GOAL OF THE EXERCISE:
Please return the lines of the data that contain "Menu".
==== INPUT RECORDS ====
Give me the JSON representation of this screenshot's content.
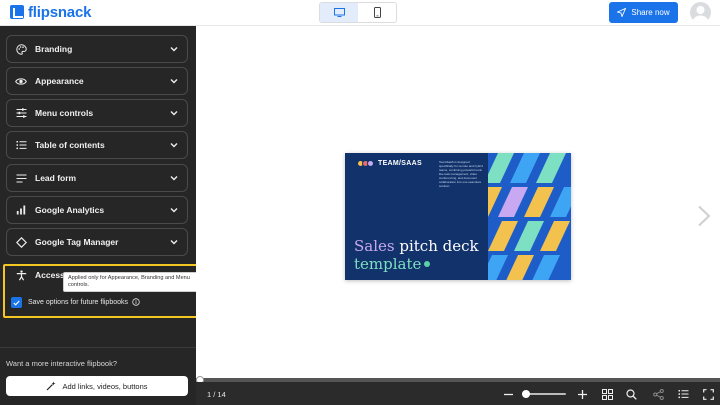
{
  "topbar": {
    "brand": "flipsnack",
    "devices": [
      {
        "name": "desktop",
        "icon": "monitor-icon",
        "active": true
      },
      {
        "name": "mobile",
        "icon": "phone-icon",
        "active": false
      }
    ],
    "share_label": "Share now"
  },
  "sidebar": {
    "panels": [
      {
        "label": "Branding",
        "icon": "palette-icon"
      },
      {
        "label": "Appearance",
        "icon": "eye-icon"
      },
      {
        "label": "Menu controls",
        "icon": "sliders-icon"
      },
      {
        "label": "Table of contents",
        "icon": "list-icon"
      },
      {
        "label": "Lead form",
        "icon": "form-lines-icon"
      },
      {
        "label": "Google Analytics",
        "icon": "bar-chart-icon"
      },
      {
        "label": "Google Tag Manager",
        "icon": "diamond-icon"
      },
      {
        "label": "Accessi",
        "icon": "accessibility-icon"
      }
    ],
    "tooltip": "Applied only for Appearance, Branding and Menu controls.",
    "save_options": {
      "label": "Save options for future flipbooks",
      "checked": true
    },
    "interactive_prompt": "Want a more interactive flipbook?",
    "add_links_label": "Add links, videos, buttons"
  },
  "cover": {
    "brand": "TEAM/SAAS",
    "blurb": "TeamSaaS is designed specifically for remote and hybrid teams, combining powerful tools like task management, video conferencing, and document collaboration into one seamless solution.",
    "title_accent": "Sales",
    "title_rest": " pitch deck",
    "title_line2": "template",
    "colors": {
      "navy": "#11326a",
      "blue": "#1e5cc8",
      "green": "#7ee0c2",
      "yellow": "#f2c14e",
      "purple": "#c8a8f0",
      "sky": "#3da5f4"
    }
  },
  "viewer": {
    "page_indicator": "1 / 14",
    "progress": 0.0,
    "zoom_level": 0.05,
    "tools": [
      "zoom-out-icon",
      "zoom-in-icon",
      "grid-icon",
      "search-icon",
      "share-icon",
      "list-icon",
      "fullscreen-icon"
    ]
  },
  "colors": {
    "accent": "#1a73e8",
    "highlight": "#f3c623",
    "sidebar_bg": "#262626"
  }
}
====
ANSWER BOX:
        "label": "Menu controls",
    "tooltip": "Applied only for Appearance, Branding and Menu controls.",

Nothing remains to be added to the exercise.